It’s the start of a new August, but the volatile year we’ve been embarking on is far from over. With the election less than a 100 days away and racial tensions sparking like a wildfire, the past few weeks haven’t been the most peaceful–at home or abroad. Recently, the North Carolina governor, Pat McCrory, passed a bill that would make it extremely difficult for the public to access police body cams and dashcam videos–even the citizens who are in the videos. McCrory did so in light of the recent police shootings of unarmed citizens that have taken the country and media by storm. In an effort to uphold “privacy” and increase “trust” McCrory sent a message to our state that if one of these shootings were to occur in NC, the public wouldn’t have a transparent law enforcement to turn to. Why does this matter?

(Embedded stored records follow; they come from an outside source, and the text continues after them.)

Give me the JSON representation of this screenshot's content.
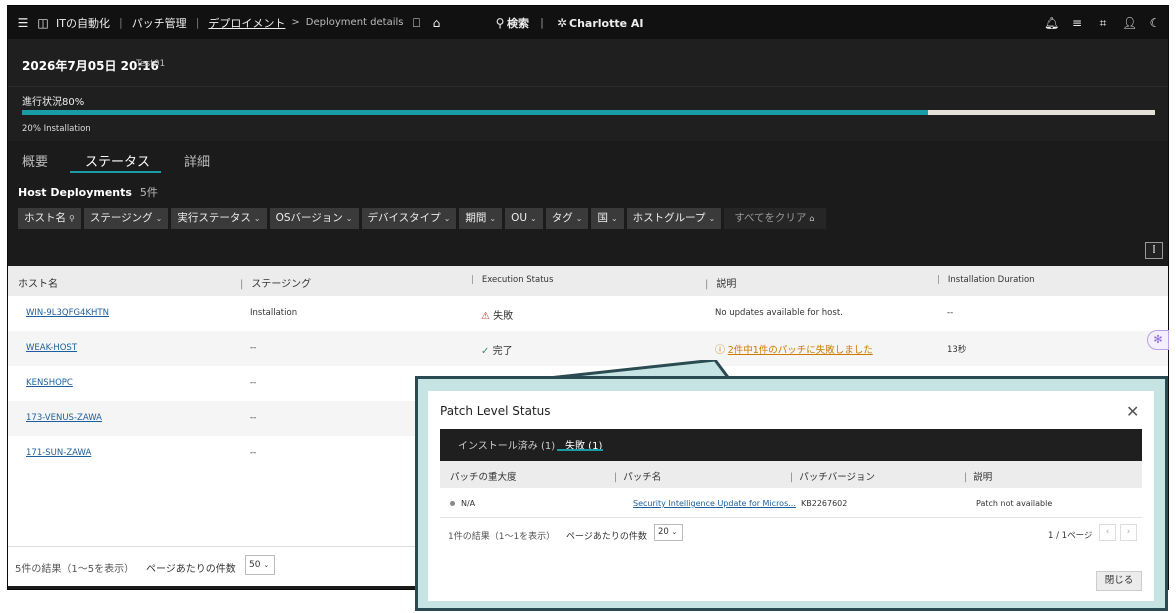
{
  "topbar": {
    "app": "ITの自動化",
    "section": "パッチ管理",
    "crumb_link": "デプロイメント",
    "crumb_current": "Deployment details",
    "search": "検索",
    "assistant": "Charlotte AI"
  },
  "header": {
    "date": "2026年7月05日 20:16",
    "name": "Test01"
  },
  "progress": {
    "label": "進行状況80%",
    "value": 0.8,
    "sub": "20% Installation"
  },
  "tabs": [
    "概要",
    "ステータス",
    "詳細"
  ],
  "host_deployments": {
    "title": "Host Deployments",
    "count": "5件"
  },
  "filters": [
    "ホスト名",
    "ステージング",
    "実行ステータス",
    "OSバージョン",
    "デバイスタイプ",
    "期間",
    "OU",
    "タグ",
    "国",
    "ホストグループ"
  ],
  "clear_all": "すべてをクリア",
  "table": {
    "headers": [
      "ホスト名",
      "ステージング",
      "Execution Status",
      "説明",
      "Installation Duration"
    ],
    "rows": [
      {
        "host": "WIN-9L3QFG4KHTN",
        "staging": "Installation",
        "status": "失敗",
        "desc": "No updates available for host.",
        "duration": "--"
      },
      {
        "host": "WEAK-HOST",
        "staging": "--",
        "status": "完了",
        "desc": "2件中1件のパッチに失敗しました",
        "duration": "13秒"
      },
      {
        "host": "KENSHOPC",
        "staging": "--",
        "status": "",
        "desc": "",
        "duration": ""
      },
      {
        "host": "173-VENUS-ZAWA",
        "staging": "--",
        "status": "",
        "desc": "",
        "duration": ""
      },
      {
        "host": "171-SUN-ZAWA",
        "staging": "--",
        "status": "",
        "desc": "",
        "duration": ""
      }
    ]
  },
  "footer": {
    "results": "5件の結果（1～5を表示）",
    "per_page_label": "ページあたりの件数",
    "per_page": "50"
  },
  "dialog": {
    "title": "Patch Level Status",
    "tabs": [
      "インストール済み (1)",
      "失敗 (1)"
    ],
    "headers": [
      "パッチの重大度",
      "パッチ名",
      "パッチバージョン",
      "説明"
    ],
    "row": {
      "severity": "N/A",
      "name": "Security Intelligence Update for Micros...",
      "version": "KB2267602",
      "desc": "Patch not available"
    },
    "results": "1件の結果（1～1を表示）",
    "per_page_label": "ページあたりの件数",
    "per_page": "20",
    "page": "1 / 1ページ",
    "close": "閉じる"
  },
  "colors": {
    "accent": "#199ca6",
    "warning": "#cc7a00",
    "error": "#c0392b",
    "success": "#3c8d5a"
  }
}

Many people criticize the release of dash cam and body cam footage because they feel it causes the public to rush to judgment about the encounter and subsequently castigate the police. While this may be the case in some instances, police video is crucial to understanding how to solve the issue of police brutality. It helps us to see what may have gone wrong during the event, and to verify the validity of eyewitness accounts. Footage from police cameras are often the only voice that can speak for victims (who are usually minorities) — and Pat McCrory has just silenced that voice.

I strongly believe that offices of public service have a responsibility to the community to be honest about and accountable for their actions. Public officials should have so much confidence in their actions that they don’t have to hide them. Public officials should be willing to admit when they have acted wrongly or made a decision that was not in the best interest of the public. Leaders, such as McCrory, should have enough confidence in their law enforcement to not worry about such a shooting happening in their state. And if McCrory felt there was concern that an unarmed civilian may lose his life at the hands of an officer in NC (as it has before), then he should have implemented change to ensure that preventative measures are taken place to improve our state. Instead, McCrory is worried about the “liberal media” descending on officers who weren’t probably trained or fit for their job in the first place. That’s not protecting your citizens or your officers. The culture of secrecy and refusal to account for law enforcement’s actions is why we have such a divisive conversation about police brutality.

Of course, under the new law, third party footage is still protected by the 1st Amendment, but third party video isn’t always present. If we live in a society where our public servants aren’t obligated to share evidence and information that matters to the public’s safety and community relations, then there will never be mutual trust. This law drives a further wedge between communities of people who already have strained communication. It has to be repealed and we have to make noise. You can help!

We have nearly 3,000 signatures on this Change.org petition, please take a moment to sign your name and share on social media. Families of these victims shouldn’t have to go through hurtful, lengthy court proceedings for just a slim chance to see what happened to their loved ones. Americans deserve better and the more we mobilize and unite to create change, our society can become a more ethical place. We have partnered with MTV’s ElectThis to gain more exposure, but we still need you. Share this post, and tell your friends about the importance of police accountability in the quest to heal our broken land.